UK Publisher: Hodder
Genre: Historical fantasy, high fantasy, YA
Mariko has always known that being a woman means she’s not in control of her own fate. But Mariko is the daughter of a prominent samurai and a cunning alchemist in her own right, and she refuses to be ignored. When she is ambushed by a group of bandits known as the Black Clan enroute to a political marriage to Minamoto Raiden – the emperor’s son – Mariko realises she has two choices: she can wait to be rescued… or she can take matters into her own hands, hunt down the clan and find the person who wants her dead.
Disguising herself as a peasant boy, Mariko infiltrates the Black Clan’s hideout and befriends their leader, the rebel ronin Ranmaru, and his second-in-command, Okami.
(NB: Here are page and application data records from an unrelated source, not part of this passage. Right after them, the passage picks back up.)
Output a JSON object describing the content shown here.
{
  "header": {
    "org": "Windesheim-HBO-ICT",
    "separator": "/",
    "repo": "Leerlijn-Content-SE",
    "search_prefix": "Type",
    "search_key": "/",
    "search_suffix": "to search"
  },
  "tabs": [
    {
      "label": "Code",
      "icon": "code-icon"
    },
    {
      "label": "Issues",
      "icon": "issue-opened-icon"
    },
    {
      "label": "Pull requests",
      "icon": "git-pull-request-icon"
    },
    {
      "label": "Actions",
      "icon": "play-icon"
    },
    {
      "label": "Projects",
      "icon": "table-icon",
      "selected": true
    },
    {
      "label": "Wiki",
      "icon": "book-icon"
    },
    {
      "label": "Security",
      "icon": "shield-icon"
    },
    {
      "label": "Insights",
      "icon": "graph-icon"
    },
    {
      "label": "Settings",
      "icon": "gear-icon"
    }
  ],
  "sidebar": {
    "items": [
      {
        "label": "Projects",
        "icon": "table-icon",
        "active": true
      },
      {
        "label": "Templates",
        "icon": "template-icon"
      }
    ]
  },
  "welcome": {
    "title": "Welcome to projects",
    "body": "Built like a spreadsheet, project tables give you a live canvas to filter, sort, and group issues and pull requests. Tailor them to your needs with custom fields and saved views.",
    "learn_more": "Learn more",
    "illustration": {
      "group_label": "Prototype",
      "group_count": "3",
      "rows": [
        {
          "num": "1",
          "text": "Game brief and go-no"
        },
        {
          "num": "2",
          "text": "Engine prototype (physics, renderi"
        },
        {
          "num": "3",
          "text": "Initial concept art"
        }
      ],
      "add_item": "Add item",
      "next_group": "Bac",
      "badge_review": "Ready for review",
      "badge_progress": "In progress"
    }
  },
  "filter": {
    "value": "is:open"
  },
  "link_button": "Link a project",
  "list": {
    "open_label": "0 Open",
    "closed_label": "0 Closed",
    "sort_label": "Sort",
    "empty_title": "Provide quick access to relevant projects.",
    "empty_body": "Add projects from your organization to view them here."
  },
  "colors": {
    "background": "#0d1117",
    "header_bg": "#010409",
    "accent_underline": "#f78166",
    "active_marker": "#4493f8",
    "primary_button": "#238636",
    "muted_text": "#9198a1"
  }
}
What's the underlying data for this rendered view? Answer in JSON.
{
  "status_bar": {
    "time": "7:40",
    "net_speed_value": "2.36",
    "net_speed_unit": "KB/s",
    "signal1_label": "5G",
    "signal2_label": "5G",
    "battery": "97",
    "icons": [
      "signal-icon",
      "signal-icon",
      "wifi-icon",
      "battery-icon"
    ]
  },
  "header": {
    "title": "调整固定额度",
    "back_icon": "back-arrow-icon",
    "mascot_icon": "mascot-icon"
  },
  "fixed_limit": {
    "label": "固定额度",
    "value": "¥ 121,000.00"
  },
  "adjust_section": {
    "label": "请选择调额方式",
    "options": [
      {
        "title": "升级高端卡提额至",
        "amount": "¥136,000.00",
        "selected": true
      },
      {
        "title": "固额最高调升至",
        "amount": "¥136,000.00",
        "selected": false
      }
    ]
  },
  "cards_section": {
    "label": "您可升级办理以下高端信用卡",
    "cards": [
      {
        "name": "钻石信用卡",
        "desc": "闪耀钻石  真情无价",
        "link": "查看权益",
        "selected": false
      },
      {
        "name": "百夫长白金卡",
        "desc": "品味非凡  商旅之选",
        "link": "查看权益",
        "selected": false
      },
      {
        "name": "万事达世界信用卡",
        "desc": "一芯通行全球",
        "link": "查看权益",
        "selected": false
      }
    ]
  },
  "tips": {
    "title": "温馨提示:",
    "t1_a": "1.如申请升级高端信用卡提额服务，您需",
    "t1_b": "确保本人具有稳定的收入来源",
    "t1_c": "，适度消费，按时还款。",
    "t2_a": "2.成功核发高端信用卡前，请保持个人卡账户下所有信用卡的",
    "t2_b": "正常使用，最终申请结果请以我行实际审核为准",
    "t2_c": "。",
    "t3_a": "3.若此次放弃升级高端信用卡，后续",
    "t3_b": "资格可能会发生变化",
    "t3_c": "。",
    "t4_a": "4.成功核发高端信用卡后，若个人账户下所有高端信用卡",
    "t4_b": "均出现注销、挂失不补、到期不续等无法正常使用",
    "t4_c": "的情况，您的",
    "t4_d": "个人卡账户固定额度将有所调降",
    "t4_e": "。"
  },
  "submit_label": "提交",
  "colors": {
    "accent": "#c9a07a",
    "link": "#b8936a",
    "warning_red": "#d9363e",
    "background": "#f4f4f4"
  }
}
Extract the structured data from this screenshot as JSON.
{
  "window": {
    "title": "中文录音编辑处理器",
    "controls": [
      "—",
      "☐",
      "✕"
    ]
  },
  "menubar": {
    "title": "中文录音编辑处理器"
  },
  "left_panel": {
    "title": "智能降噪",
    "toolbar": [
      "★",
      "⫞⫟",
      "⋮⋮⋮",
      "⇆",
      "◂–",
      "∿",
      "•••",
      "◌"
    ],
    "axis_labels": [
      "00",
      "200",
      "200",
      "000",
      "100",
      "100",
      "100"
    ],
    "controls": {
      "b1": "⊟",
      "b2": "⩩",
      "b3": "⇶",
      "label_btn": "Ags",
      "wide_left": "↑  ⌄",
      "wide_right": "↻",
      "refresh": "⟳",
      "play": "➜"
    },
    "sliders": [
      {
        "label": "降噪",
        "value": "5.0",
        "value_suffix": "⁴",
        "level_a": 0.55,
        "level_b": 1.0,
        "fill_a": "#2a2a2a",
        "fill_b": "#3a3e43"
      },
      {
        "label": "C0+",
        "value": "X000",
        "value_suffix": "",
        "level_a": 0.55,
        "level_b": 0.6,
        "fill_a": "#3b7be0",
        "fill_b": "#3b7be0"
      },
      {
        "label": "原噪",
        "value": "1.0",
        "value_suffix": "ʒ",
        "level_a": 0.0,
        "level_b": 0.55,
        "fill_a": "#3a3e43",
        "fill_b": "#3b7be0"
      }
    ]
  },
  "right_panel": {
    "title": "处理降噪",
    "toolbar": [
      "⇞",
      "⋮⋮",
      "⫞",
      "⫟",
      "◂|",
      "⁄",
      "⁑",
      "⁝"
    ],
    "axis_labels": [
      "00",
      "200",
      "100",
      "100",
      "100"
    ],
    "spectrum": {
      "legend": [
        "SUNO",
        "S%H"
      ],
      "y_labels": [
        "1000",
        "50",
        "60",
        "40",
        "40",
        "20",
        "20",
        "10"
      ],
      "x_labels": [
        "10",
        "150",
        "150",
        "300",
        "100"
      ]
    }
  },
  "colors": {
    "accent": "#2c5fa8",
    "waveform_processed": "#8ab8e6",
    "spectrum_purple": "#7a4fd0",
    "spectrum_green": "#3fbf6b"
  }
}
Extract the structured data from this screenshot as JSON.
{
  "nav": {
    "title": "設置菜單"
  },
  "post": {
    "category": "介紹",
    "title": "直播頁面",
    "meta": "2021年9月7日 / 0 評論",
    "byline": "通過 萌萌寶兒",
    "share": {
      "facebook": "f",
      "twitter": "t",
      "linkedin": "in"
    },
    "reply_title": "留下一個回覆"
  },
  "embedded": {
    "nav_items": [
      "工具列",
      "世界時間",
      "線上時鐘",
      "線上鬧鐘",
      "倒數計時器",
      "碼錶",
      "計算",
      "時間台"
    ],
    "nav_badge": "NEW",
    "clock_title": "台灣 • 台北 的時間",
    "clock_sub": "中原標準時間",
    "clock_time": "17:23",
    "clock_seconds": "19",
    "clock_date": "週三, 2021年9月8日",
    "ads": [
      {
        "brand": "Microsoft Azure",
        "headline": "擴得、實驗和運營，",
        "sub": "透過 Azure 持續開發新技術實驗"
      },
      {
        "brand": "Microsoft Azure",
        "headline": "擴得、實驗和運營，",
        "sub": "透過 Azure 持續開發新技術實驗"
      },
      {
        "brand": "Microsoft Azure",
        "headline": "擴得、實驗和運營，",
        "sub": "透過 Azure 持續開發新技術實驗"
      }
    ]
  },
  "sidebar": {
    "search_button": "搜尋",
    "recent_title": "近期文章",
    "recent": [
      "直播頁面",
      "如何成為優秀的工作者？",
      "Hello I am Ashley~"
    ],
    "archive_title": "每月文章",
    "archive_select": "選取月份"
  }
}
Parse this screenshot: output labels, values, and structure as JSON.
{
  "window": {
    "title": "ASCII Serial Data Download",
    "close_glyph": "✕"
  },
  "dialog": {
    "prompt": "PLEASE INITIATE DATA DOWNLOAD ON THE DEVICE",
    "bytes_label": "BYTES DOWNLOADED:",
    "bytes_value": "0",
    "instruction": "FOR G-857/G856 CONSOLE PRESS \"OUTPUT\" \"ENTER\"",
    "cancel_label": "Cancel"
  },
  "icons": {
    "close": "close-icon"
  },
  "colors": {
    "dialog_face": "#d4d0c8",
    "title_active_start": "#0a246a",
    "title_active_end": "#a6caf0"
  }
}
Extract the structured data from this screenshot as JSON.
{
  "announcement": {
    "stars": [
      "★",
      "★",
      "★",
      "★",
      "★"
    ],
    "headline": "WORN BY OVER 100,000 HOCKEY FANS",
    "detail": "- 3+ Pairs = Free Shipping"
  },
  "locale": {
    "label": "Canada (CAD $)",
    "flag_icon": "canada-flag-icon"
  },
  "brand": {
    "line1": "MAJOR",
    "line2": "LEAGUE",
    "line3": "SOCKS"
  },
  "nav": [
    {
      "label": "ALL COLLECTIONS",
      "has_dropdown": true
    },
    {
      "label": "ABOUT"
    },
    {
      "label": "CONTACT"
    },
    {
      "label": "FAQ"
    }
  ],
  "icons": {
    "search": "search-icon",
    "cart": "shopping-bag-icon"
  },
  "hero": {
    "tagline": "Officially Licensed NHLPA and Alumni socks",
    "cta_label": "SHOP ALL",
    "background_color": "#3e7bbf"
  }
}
Ranmaru and Okami warm to Mariko, impressed by her intellect and ingenuity. But as Mariko gets closer to the Black Clan, she uncovers a dark history of secrets that will force her to question everything she’s ever known.
I’ve been struggling to find my rhythm with books recently, and started about three before settling on this one, but when I did I bombed through it. It’s easy to read, the characters are engaging, and there’s plenty of plot without it being too dense or laboured. It’s a little like Mulan meets Robin Hood, complete with a dude being attracted to the girl-disguised-as-a-boy and being unable to explain why the new lad makes him feel all funny.
Whilst it is a fantasy, this first book is actually fairly fantasy-light. There are small mentions of magic, of monsters in the forest, deadly trees, and Okami’s special abilities, but for the majority of the book these are described as almost set-dressing. The focus is more on Mariko’s personal development and the political struggle which brought the characters to this point. There is no legendary ‘chosen one’, no battle between monsters and humans, no apocalypse. The fantasy elements are flavouring in this book – I wonder if they will be explored further in book two.
As this is a duology, there is a sense by the end of the book that you are in the middle of the story – the tension actually reaches its highest point by the time the book ends, and whilst some issues are resolved, many are not. In some cases, the resolutions have created more storylines and questions which need to be addressed, but I have a lot of faith that Ahdieh will do this.
She seems to be a conscientious author, and I can see from her catalogue that she is well-versed in writing historical fiction. She certainly seems to have the terminology and tone of the fantasy down – I’m unclear if the world is actually supposed to be Japan, or inspired by the country (as with Empress Of All Seasons, Girls of Paper and Fire, The Priory of the Orange Tree, and The Poppy War did with their respective geographical grounding), but at no point do you question the world and the locations. I think part of the strength is that she does not try to be too ambitious with her world – she keeps the locations and plot tight, which allow for it to feel very streamlined and gives time for plenty of character development whilst not feeling like anything is being glossed over.
I also really like the exploration of the treatment of women in society, although this is done with a much lighter hand than perhaps other books. Perhaps this is because Mariko spends the majority of the book outside of normal society, in hiding, all her reflections on how she is restricted by societal expectations of gender are reserved to memories of how she was treated, rather than us seeing it evidenced directly. It might also be because Mariko is the only major female character in the book. Yumi is not introduced until halfway through, and is situated away from the majority of the narrative, and Amaya is reduced to a handful of lines and couple of longing thoughts from Kenshin.
Whilst I understand the set up of the plot – like Mulan – does not easily allow women to be involved in the action, hence the need for Mariko’s disguise, I hope that in the sequel we may see more women as part of the narrative to fully emphasise the message Ahdieh is putting forwards. Without other women for contrast, the point falls a little flat. I did enjoy the book, however, and it was only something I realised later, on reflection, rather than anything which hampered my enjoyment of the narrative. The seeds are set for other female narrators in the second book, however, so this may change as the story develops and broadens its scope.
I have the sequel as an ebook all ready to go, I can’t wait to see what it holds.
- Robin Hood meets Mulan, with bandits living in a forest, a bit of gender-disguise, and a bandit becoming confused about his feelings to the new boy – many tropes for which I am utterly weak.
- I like that Mariko is not an easy character, and things do not come easily to her – most notably her social skills. She is abrasive and rude, and spends too much time thinking rather than acting.
- I would have liked to have had Okami’s narrative arrive sooner in the book, because his perspective really gave us an alternative view on Mariko – until then we only have her personal view of herself.
- The tension is ramped up with book 1, I’m looking forward to book 2.
Rating: 4/5 – I did bomb through it, but as always I will balance my final verdict once I have read the complete series.